=== Material provided ===

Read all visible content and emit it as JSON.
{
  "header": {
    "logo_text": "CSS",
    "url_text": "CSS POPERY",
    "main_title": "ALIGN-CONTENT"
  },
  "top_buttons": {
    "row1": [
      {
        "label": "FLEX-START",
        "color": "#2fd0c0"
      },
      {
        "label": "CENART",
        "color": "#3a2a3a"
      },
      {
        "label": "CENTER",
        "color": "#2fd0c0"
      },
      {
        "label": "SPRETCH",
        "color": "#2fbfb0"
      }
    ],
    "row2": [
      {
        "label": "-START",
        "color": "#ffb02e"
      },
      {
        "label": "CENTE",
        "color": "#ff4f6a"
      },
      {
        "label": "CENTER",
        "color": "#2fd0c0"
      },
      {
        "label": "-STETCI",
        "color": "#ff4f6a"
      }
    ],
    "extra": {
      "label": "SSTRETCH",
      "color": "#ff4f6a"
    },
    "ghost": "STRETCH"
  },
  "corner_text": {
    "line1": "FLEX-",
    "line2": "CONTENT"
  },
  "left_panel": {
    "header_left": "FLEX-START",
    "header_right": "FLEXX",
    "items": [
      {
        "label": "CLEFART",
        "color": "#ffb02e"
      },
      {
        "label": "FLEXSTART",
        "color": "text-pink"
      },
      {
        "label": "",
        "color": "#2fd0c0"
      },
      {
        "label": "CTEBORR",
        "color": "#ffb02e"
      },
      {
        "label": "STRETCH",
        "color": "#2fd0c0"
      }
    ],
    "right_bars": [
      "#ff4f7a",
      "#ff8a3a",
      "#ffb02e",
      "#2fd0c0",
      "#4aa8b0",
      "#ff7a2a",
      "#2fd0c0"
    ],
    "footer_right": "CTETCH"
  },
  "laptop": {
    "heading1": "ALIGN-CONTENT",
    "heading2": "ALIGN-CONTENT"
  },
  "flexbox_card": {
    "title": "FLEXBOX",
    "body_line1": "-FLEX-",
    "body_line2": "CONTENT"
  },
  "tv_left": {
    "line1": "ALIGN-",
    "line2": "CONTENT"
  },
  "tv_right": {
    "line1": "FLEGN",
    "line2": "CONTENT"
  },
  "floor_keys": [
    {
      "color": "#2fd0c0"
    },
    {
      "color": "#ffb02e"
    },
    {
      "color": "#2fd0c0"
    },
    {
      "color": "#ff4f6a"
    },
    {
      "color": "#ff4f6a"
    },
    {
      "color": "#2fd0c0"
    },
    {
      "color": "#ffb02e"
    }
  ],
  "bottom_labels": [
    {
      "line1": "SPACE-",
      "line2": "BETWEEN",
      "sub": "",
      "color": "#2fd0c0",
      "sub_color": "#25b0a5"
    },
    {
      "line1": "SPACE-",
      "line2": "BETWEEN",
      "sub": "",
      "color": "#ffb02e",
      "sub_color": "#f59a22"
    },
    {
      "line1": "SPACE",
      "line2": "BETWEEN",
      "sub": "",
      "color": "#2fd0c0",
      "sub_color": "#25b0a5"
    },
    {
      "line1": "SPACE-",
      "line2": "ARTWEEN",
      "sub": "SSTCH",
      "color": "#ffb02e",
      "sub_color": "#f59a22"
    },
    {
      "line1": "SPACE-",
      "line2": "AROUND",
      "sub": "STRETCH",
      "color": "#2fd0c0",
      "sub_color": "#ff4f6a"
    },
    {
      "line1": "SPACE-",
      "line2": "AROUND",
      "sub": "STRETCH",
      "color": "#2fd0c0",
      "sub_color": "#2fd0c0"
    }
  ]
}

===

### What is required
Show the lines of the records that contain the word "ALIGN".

### Answer for the task
    "main_title": "ALIGN-CONTENT"
    "heading1": "ALIGN-CONTENT",
    "heading2": "ALIGN-CONTENT"
    "line1": "ALIGN-",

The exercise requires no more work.